But, while the Rose Revolution is obviously alive and well in Georgia, this is not a time for triumphalism in Tbilisi. One cause for concern from the recent elections is the lack of a strong and focused opposition in the country. Saakashvili has done a lot to ensure a level playing-field, but one thing he cannot do is make the fragmented opposition more popular. That must come through people like Alasania – the most credible candidate to the West – continuing to talk about policy, not personalities. He made some welcome suggestions to reform health care during the mayoral campaign and was magnanimous in defeat, declaring the elections “valid”, adding: “Tbilisi has made its choice”.
Last year’s street demonstrations in the capital, calling for the resignation of the president, failed. Then there were no other policies amongst the nine or so divided opposition parties. That is thankfully starting to change.
Georgia has always had a tradition of going to the street to get political change – that worked once under previous oppressive conditions – but now the opposition must focus on making their case in parliament, not on the streets. Some of the opposition politicians who have refused to take their seats in the parliament are starting to realise this. And that is welcome.
Parliament is the appropriate and most effective, grown-up forum for change in a mature democracy. Britain's new prime minister, David Cameron, and US vice president Joe Biden bravely flew to Georgia in August 2008 to stand shoulder to shoulder with the Georgian people as Russia launched its land, sea and air assault on this tiny nation. Moscow now feels it has won back Ukraine and it slowly regaining influence and control of the energy-rich Stans. Russia wants to close down the OSCE as a forum for democracy, human rights and election monitoring. Georgia's sturdy independence and progress towards European democratic norms remains an obstacle to Russia once again becoming master over the former nations of Soviet and Tsarist imperialism.

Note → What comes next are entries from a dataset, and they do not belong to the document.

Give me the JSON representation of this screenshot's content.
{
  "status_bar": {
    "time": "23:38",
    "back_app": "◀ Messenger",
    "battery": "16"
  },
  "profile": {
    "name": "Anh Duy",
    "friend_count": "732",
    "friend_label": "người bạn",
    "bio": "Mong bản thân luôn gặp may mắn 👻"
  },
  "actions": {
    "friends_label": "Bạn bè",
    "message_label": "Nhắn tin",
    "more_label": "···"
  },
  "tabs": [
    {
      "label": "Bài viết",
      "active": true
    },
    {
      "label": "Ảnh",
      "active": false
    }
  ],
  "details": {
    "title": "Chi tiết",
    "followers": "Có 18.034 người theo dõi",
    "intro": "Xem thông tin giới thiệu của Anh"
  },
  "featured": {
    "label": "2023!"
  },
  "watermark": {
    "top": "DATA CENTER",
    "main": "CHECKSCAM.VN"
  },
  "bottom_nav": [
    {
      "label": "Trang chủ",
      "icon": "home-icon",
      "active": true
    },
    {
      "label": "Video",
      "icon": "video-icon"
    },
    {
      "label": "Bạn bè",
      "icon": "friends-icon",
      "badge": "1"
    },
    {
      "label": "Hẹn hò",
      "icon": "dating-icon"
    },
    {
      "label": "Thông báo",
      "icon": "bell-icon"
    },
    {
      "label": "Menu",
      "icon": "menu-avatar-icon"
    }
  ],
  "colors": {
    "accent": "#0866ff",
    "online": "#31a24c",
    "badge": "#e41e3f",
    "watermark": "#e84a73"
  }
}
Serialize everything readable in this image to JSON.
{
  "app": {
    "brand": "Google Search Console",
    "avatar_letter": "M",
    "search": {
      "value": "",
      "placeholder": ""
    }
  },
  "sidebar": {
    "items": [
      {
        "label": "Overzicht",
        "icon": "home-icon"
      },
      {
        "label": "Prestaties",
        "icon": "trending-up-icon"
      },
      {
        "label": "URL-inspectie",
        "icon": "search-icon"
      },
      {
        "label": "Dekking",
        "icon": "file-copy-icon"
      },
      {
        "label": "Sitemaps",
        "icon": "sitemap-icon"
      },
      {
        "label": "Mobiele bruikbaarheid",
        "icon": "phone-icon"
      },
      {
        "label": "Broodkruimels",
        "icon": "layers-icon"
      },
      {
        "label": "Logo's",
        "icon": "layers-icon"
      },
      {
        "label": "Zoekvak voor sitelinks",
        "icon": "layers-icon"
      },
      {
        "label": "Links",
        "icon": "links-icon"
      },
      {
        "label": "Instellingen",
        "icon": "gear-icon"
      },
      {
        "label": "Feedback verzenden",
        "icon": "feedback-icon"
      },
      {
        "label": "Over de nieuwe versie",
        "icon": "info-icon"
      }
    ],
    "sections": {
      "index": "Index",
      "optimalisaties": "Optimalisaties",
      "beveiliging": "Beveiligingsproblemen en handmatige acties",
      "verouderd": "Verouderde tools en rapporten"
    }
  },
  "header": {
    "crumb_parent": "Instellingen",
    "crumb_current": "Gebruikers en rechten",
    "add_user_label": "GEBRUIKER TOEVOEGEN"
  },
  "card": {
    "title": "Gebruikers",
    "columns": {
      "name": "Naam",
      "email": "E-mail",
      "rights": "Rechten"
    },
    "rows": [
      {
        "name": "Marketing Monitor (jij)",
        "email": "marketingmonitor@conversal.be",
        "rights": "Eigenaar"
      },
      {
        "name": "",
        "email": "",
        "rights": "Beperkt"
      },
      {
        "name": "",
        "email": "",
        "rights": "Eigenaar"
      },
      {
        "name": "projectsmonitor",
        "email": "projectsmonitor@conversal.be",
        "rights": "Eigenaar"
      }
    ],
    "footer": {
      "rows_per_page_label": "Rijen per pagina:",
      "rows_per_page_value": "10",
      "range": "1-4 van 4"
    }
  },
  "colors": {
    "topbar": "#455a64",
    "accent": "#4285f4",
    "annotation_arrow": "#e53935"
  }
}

This election is a reminder that London, Washington and Brussels should not forget Georgia, even while all the reset buttons are pressed in the hope that the Kremlin is ready to lessen its zero-sum approach to foreign policy.